Since the announcement by Mercedes-Benz, 10 more advertisers have followed suit. Advertisers refusing to be associated with O'Reilly in the wake of the sexual harassment lawsuits include automakers BMW, Hyundai, and Mitsubishi; pharmaceutical manufacturers GlaxoSmithKline and Sanofi Consumer Products; email marketing company Constant Contact; men's clothing line Untuckit; Ainsworth Pet Nutrition; insurance agency Allstate; and asset management firm T. Rowe Price, NBC News reported.
A representative for Hyundai clarified to CNN that it does not currently advertise on O'Reilly's program, but that as a result of the "recent and disturbing allegations," it has reversed its decision to run upcoming commercials.

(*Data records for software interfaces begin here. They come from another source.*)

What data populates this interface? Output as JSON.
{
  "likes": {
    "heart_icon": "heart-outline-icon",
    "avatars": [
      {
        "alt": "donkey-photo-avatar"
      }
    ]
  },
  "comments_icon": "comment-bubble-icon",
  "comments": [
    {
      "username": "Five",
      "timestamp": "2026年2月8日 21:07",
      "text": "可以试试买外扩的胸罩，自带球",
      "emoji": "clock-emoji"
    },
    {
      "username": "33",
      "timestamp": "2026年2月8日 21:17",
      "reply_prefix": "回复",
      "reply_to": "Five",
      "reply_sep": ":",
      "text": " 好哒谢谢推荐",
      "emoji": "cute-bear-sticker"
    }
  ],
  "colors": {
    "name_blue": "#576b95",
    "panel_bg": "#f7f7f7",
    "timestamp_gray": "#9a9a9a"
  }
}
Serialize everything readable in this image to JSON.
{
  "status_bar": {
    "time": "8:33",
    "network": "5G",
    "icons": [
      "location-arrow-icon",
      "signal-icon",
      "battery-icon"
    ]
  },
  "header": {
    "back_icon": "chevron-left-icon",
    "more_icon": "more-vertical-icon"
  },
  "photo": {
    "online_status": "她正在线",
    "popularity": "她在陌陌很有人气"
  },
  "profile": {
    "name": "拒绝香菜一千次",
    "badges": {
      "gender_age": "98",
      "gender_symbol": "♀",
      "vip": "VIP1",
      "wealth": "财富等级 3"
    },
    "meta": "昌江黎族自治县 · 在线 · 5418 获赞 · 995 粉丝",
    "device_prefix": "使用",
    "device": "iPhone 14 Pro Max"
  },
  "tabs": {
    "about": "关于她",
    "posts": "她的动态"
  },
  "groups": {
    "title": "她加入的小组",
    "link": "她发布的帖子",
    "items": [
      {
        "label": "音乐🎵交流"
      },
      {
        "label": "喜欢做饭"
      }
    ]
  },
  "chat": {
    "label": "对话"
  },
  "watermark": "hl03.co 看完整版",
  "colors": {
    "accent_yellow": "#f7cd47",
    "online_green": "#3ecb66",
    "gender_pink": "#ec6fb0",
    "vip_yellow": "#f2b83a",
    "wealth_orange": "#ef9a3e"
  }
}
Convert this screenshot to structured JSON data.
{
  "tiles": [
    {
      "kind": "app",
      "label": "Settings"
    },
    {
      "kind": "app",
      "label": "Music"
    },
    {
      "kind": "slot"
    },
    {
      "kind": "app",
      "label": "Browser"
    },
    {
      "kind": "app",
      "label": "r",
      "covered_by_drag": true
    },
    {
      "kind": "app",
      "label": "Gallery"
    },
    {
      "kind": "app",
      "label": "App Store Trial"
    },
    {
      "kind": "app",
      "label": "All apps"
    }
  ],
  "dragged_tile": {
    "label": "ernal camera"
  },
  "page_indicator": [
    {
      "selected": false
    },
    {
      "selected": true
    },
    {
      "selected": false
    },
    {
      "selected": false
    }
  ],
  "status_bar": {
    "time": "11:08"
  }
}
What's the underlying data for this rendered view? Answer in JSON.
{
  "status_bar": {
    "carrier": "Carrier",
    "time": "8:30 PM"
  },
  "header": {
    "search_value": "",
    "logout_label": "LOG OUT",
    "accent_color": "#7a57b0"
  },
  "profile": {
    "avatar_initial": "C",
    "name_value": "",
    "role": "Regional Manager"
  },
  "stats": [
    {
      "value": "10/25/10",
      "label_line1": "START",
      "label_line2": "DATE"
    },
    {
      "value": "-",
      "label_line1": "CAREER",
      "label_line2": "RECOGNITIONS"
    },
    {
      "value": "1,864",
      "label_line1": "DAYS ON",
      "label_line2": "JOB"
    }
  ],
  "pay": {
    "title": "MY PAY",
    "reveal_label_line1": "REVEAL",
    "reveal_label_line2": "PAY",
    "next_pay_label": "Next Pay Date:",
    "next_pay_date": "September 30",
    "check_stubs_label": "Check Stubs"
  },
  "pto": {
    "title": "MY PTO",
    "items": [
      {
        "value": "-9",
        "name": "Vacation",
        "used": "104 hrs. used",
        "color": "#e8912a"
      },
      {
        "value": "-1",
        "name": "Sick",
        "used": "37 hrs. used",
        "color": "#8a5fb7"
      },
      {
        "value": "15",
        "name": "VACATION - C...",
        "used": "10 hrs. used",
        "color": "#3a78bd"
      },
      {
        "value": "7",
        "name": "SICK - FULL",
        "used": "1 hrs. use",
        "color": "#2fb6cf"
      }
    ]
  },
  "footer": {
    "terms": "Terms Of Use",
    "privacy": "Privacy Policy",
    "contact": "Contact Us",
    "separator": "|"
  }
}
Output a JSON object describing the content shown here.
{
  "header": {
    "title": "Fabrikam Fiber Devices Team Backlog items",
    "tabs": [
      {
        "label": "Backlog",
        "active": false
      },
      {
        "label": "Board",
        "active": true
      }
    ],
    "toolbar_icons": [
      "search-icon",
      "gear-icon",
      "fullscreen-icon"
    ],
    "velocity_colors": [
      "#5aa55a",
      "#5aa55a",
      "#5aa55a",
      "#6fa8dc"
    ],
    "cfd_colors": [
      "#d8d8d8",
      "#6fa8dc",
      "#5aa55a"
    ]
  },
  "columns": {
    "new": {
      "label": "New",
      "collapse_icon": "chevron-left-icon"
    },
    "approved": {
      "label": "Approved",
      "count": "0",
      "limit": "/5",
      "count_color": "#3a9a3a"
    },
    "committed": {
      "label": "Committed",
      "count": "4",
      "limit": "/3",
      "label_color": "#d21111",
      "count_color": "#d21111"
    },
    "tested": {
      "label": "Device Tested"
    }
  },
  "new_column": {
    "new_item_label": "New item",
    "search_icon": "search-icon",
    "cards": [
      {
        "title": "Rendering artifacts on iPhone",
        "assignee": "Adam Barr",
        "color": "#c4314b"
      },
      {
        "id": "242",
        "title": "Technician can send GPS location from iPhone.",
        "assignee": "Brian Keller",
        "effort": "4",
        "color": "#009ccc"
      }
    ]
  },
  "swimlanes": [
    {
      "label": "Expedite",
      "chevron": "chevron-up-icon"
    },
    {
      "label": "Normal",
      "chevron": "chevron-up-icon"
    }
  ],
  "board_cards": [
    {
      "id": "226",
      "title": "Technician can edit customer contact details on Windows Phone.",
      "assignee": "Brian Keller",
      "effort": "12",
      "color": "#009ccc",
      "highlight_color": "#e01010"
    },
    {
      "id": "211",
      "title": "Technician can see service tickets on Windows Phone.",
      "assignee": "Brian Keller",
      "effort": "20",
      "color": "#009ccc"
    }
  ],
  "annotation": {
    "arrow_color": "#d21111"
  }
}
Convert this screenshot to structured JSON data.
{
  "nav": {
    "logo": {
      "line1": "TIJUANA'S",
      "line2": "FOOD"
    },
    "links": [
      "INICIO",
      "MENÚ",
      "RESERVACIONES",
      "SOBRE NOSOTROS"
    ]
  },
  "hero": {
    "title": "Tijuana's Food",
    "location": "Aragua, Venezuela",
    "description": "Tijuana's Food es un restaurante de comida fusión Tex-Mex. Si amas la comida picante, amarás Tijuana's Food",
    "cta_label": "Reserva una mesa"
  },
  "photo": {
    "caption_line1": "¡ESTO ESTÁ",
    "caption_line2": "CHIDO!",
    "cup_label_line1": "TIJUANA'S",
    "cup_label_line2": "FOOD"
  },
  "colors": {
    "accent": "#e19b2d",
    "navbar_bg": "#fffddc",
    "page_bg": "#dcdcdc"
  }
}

The 11 companies have not withdrawn their money from Fox News altogether. The companies only said their advertisements will no longer run during the 8-9 p.m. Eastern Time slot, when the "The O'Reilly Factor" airs.
“We value our partners and are working with them to address their current concerns about the O’Reilly Factor. At this time, the ad buys of those clients have been re-expressed into other FNC programs," Paul Rittenberg, executive vice president of advertising sales at Fox News, said.
The business decisions came just days after the New York Times reported Fox News and O'Reilly paid as many as five women up to $13 million to settle sexual harassment lawsuits. The five complaints were in addition to multiple allegations made last year against ousted Fox News chairman Roger Ailes. O'Reilly was named in one of the lawsuits against Ailes and the company, although O'Reilly was not a defendant.
O'Reilly, for his part, has pushed back on the allegations, but seemed to admit paying to settle at least some of the claims.
"Just like other prominent and controversial people, I'm vulnerable to lawsuits from individuals who want me to pay them to avoid negative publicity," O'Reilly said in a statement released over the weekend, according to NBC News.
O'Reilly later added: "I have put to rest any controversies to spare my children."
21st Century Fox, which is Fox News' parent company, noted that none of the women who alleged sexual harassment called the company's anonymous hotline but said it "takes matters of workplace behavior very seriously." The network has renewed O'Reilly's contract for an undisclosed period of time.
O'Reilly's show generated more than $446 million in advertising revenue from 2014-2016.
"The O'Reilly Factor" is currently the highest-rated show on cable news, averaging around 4 million viewers per night.
Editor's note: This post has been updated to include a statement from Paul Rittenberg, Fox News executive vice president of advertising sales.